Each record that follows must be reproduced exactly.

▶ _DATA EXTRACT_
-- Opening Marker --
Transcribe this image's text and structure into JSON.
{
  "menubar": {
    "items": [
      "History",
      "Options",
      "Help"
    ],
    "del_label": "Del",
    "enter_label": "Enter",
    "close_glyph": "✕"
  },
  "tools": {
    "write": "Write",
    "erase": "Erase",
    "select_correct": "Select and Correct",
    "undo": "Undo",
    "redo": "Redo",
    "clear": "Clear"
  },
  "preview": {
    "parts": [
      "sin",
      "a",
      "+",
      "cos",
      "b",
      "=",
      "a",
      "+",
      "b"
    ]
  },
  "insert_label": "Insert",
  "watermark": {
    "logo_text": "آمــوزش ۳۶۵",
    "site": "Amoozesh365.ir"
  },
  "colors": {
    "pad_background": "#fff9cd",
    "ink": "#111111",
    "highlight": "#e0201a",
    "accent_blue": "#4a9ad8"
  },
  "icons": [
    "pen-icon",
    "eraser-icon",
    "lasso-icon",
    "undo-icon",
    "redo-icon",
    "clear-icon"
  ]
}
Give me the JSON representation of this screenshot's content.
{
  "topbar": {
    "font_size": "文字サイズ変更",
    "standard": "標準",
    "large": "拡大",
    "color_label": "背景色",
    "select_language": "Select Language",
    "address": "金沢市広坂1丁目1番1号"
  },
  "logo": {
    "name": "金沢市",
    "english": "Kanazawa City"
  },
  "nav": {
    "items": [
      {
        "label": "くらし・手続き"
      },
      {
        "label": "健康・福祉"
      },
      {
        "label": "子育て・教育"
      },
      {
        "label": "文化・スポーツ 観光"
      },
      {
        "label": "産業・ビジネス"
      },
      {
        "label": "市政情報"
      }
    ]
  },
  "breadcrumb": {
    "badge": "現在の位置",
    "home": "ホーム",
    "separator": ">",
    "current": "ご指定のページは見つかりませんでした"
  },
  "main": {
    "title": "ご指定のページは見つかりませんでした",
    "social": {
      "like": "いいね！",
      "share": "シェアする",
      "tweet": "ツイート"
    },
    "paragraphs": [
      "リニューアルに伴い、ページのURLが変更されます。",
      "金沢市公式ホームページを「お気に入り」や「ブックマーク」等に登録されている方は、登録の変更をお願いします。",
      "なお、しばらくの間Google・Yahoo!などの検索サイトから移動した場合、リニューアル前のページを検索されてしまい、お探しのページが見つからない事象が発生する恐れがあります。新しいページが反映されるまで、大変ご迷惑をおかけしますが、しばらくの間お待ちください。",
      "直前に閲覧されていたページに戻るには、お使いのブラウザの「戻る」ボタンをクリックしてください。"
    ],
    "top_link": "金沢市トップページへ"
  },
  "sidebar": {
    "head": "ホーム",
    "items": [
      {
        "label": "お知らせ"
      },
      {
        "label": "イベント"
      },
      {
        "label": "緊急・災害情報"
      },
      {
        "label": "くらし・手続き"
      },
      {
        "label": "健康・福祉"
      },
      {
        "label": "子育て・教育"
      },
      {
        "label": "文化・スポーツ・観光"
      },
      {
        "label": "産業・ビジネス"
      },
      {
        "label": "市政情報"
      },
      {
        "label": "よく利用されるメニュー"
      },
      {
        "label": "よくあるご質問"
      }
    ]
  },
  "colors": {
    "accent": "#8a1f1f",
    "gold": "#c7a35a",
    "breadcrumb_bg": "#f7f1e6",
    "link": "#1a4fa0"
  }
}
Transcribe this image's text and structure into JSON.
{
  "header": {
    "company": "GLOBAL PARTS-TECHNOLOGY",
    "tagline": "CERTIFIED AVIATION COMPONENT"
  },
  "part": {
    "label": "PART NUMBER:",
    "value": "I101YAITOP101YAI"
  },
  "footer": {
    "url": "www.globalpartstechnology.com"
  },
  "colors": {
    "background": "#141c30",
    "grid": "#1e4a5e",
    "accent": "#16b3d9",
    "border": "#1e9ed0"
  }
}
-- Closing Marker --
▶ _TASK ANSWER_
Transcribe this image's text and structure into JSON.
{
  "menubar": {
    "items": [
      "History",
      "Options",
      "Help"
    ],
    "del_label": "Del",
    "enter_label": "Enter",
    "close_glyph": "✕"
  },
  "tools": {
    "write": "Write",
    "erase": "Erase",
    "select_correct": "Select and Correct",
    "undo": "Undo",
    "redo": "Redo",
    "clear": "Clear"
  },
  "preview": {
    "parts": [
      "sin",
      "a",
      "+",
      "cos",
      "b",
      "=",
      "a",
      "+",
      "b"
    ]
  },
  "insert_label": "Insert",
  "watermark": {
    "logo_text": "آمــوزش ۳۶۵",
    "site": "Amoozesh365.ir"
  },
  "colors": {
    "pad_background": "#fff9cd",
    "ink": "#111111",
    "highlight": "#e0201a",
    "accent_blue": "#4a9ad8"
  },
  "icons": [
    "pen-icon",
    "eraser-icon",
    "lasso-icon",
    "undo-icon",
    "redo-icon",
    "clear-icon"
  ]
}
Give me the JSON representation of this screenshot's content.
{
  "topbar": {
    "font_size": "文字サイズ変更",
    "standard": "標準",
    "large": "拡大",
    "color_label": "背景色",
    "select_language": "Select Language",
    "address": "金沢市広坂1丁目1番1号"
  },
  "logo": {
    "name": "金沢市",
    "english": "Kanazawa City"
  },
  "nav": {
    "items": [
      {
        "label": "くらし・手続き"
      },
      {
        "label": "健康・福祉"
      },
      {
        "label": "子育て・教育"
      },
      {
        "label": "文化・スポーツ 観光"
      },
      {
        "label": "産業・ビジネス"
      },
      {
        "label": "市政情報"
      }
    ]
  },
  "breadcrumb": {
    "badge": "現在の位置",
    "home": "ホーム",
    "separator": ">",
    "current": "ご指定のページは見つかりませんでした"
  },
  "main": {
    "title": "ご指定のページは見つかりませんでした",
    "social": {
      "like": "いいね！",
      "share": "シェアする",
      "tweet": "ツイート"
    },
    "paragraphs": [
      "リニューアルに伴い、ページのURLが変更されます。",
      "金沢市公式ホームページを「お気に入り」や「ブックマーク」等に登録されている方は、登録の変更をお願いします。",
      "なお、しばらくの間Google・Yahoo!などの検索サイトから移動した場合、リニューアル前のページを検索されてしまい、お探しのページが見つからない事象が発生する恐れがあります。新しいページが反映されるまで、大変ご迷惑をおかけしますが、しばらくの間お待ちください。",
      "直前に閲覧されていたページに戻るには、お使いのブラウザの「戻る」ボタンをクリックしてください。"
    ],
    "top_link": "金沢市トップページへ"
  },
  "sidebar": {
    "head": "ホーム",
    "items": [
      {
        "label": "お知らせ"
      },
      {
        "label": "イベント"
      },
      {
        "label": "緊急・災害情報"
      },
      {
        "label": "くらし・手続き"
      },
      {
        "label": "健康・福祉"
      },
      {
        "label": "子育て・教育"
      },
      {
        "label": "文化・スポーツ・観光"
      },
      {
        "label": "産業・ビジネス"
      },
      {
        "label": "市政情報"
      },
      {
        "label": "よく利用されるメニュー"
      },
      {
        "label": "よくあるご質問"
      }
    ]
  },
  "colors": {
    "accent": "#8a1f1f",
    "gold": "#c7a35a",
    "breadcrumb_bg": "#f7f1e6",
    "link": "#1a4fa0"
  }
}
Transcribe this image's text and structure into JSON.
{
  "header": {
    "company": "GLOBAL PARTS-TECHNOLOGY",
    "tagline": "CERTIFIED AVIATION COMPONENT"
  },
  "part": {
    "label": "PART NUMBER:",
    "value": "I101YAITOP101YAI"
  },
  "footer": {
    "url": "www.globalpartstechnology.com"
  },
  "colors": {
    "background": "#141c30",
    "grid": "#1e4a5e",
    "accent": "#16b3d9",
    "border": "#1e9ed0"
  }
}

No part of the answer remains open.